|THE BEAM GUY|
|Roof Beam Specialist|
CA License# 712822
Roof Beam Decay
In new construction, some drying-related end cracking (checking), and shrinkage is normal with roof beams. Larger splits and cross-sectional distortion (warping) can also occur during this period. But these fissures, especially at the outer end and top, are notorious for quietly channeling rainwater deep inside the beam. Over time, this cycle creates a condition that encourages the growth of wood-destroying fungi. Dry rot is the by-product of this condition.
Under ideal conditions (dry), wood beams would last indefinitely. The term "dry rot", often used generically to describe decaying matter in wood, is somewhat misleading. Wood must be moist to decay, even though the rot can periodically dry out. The growth of this kind of fungus rot depends on food (wood), water (condensation, rain), air (oxygen), and moderate temperatures. To eliminate one of these is to eliminate the growth. The obvious controllable factor is moisture.
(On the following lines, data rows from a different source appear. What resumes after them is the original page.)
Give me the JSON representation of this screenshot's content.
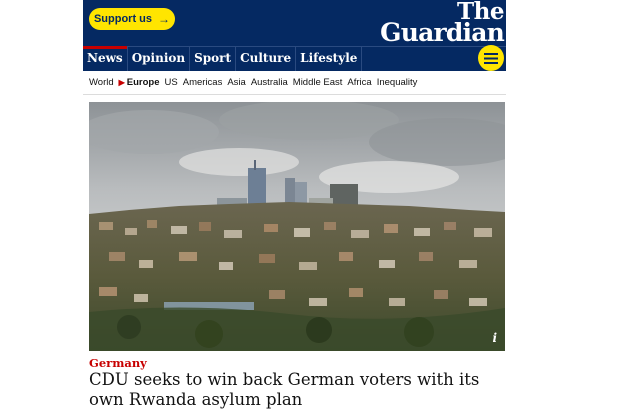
{
  "header": {
    "support_label": "Support us",
    "support_arrow": "→",
    "logo_line1": "The",
    "logo_line2": "Guardian"
  },
  "nav": {
    "pillars": [
      {
        "label": "News",
        "active": true
      },
      {
        "label": "Opinion"
      },
      {
        "label": "Sport"
      },
      {
        "label": "Culture"
      },
      {
        "label": "Lifestyle"
      }
    ],
    "menu_icon": "hamburger-icon"
  },
  "subnav": {
    "items": [
      "World",
      "Europe",
      "US",
      "Americas",
      "Asia",
      "Australia",
      "Middle East",
      "Africa",
      "Inequality"
    ],
    "active": "Europe",
    "active_marker": "▶"
  },
  "article": {
    "image_caption_icon": "i",
    "kicker": "Germany",
    "headline": "CDU seeks to win back German voters with its own Rwanda asylum plan"
  },
  "colors": {
    "brand_blue": "#052962",
    "support_yellow": "#ffe500",
    "news_red": "#c70000"
  }
}
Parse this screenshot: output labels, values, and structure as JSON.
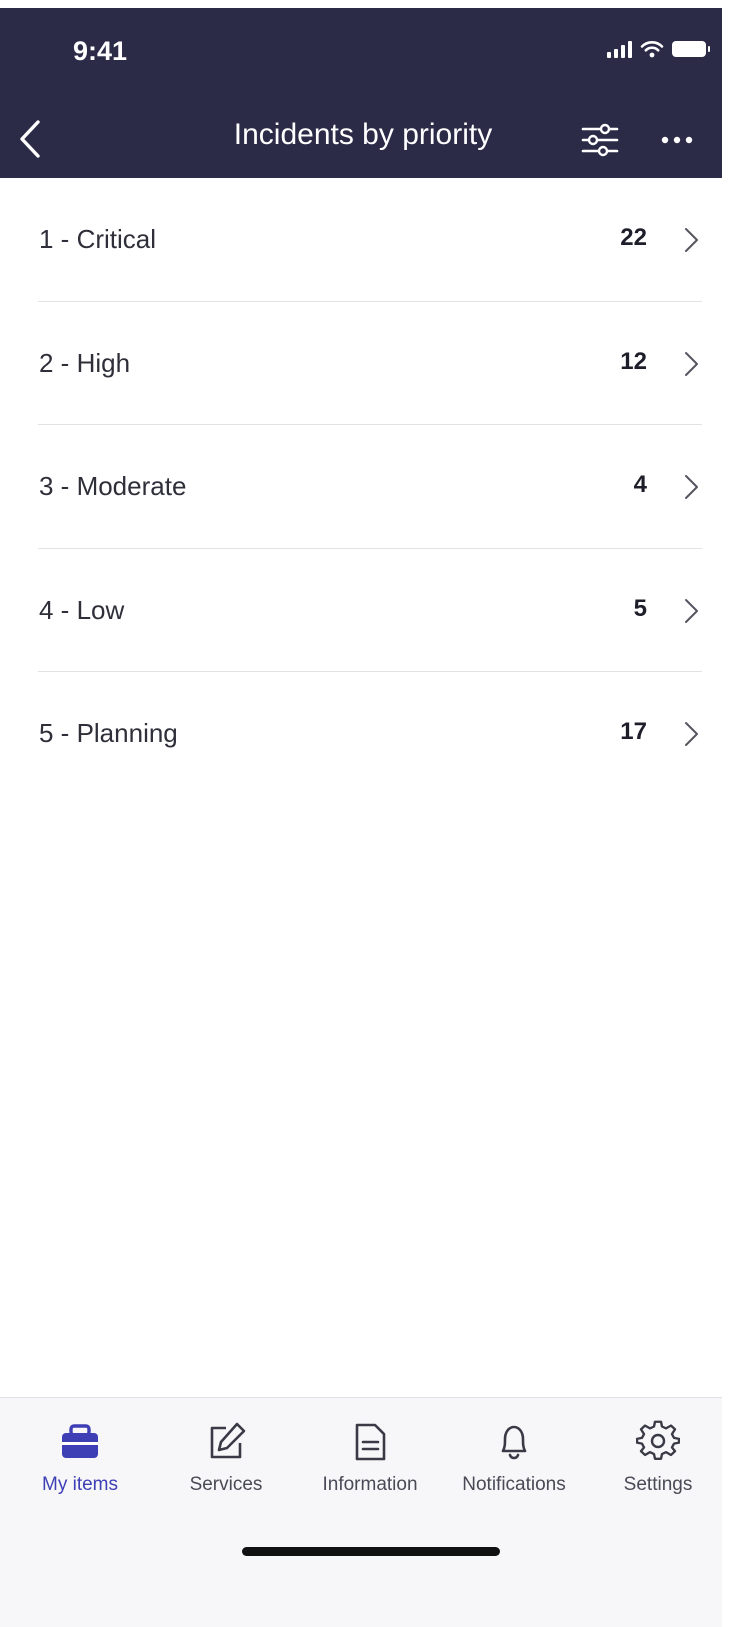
{
  "status_bar": {
    "time": "9:41"
  },
  "nav_bar": {
    "title": "Incidents by priority",
    "back_icon": "chevron-left-icon",
    "filter_icon": "sliders-icon",
    "more_icon": "ellipsis-icon"
  },
  "colors": {
    "header_bg": "#2b2b48",
    "accent": "#3e3fb5",
    "tab_bar_bg": "#f7f7f9"
  },
  "priorities": [
    {
      "label": "1 - Critical",
      "count": "22"
    },
    {
      "label": "2 - High",
      "count": "12"
    },
    {
      "label": "3 - Moderate",
      "count": "4"
    },
    {
      "label": "4 - Low",
      "count": "5"
    },
    {
      "label": "5 - Planning",
      "count": "17"
    }
  ],
  "tab_bar": {
    "active": "My items",
    "items": [
      {
        "label": "My items",
        "icon": "briefcase-icon"
      },
      {
        "label": "Services",
        "icon": "edit-icon"
      },
      {
        "label": "Information",
        "icon": "document-icon"
      },
      {
        "label": "Notifications",
        "icon": "bell-icon"
      },
      {
        "label": "Settings",
        "icon": "gear-icon"
      }
    ]
  }
}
|Mid-Century Modern Roof Beam Banner Photo: Architect CARTER SPARKS, Builders JIM STRENG & BILL STRENG|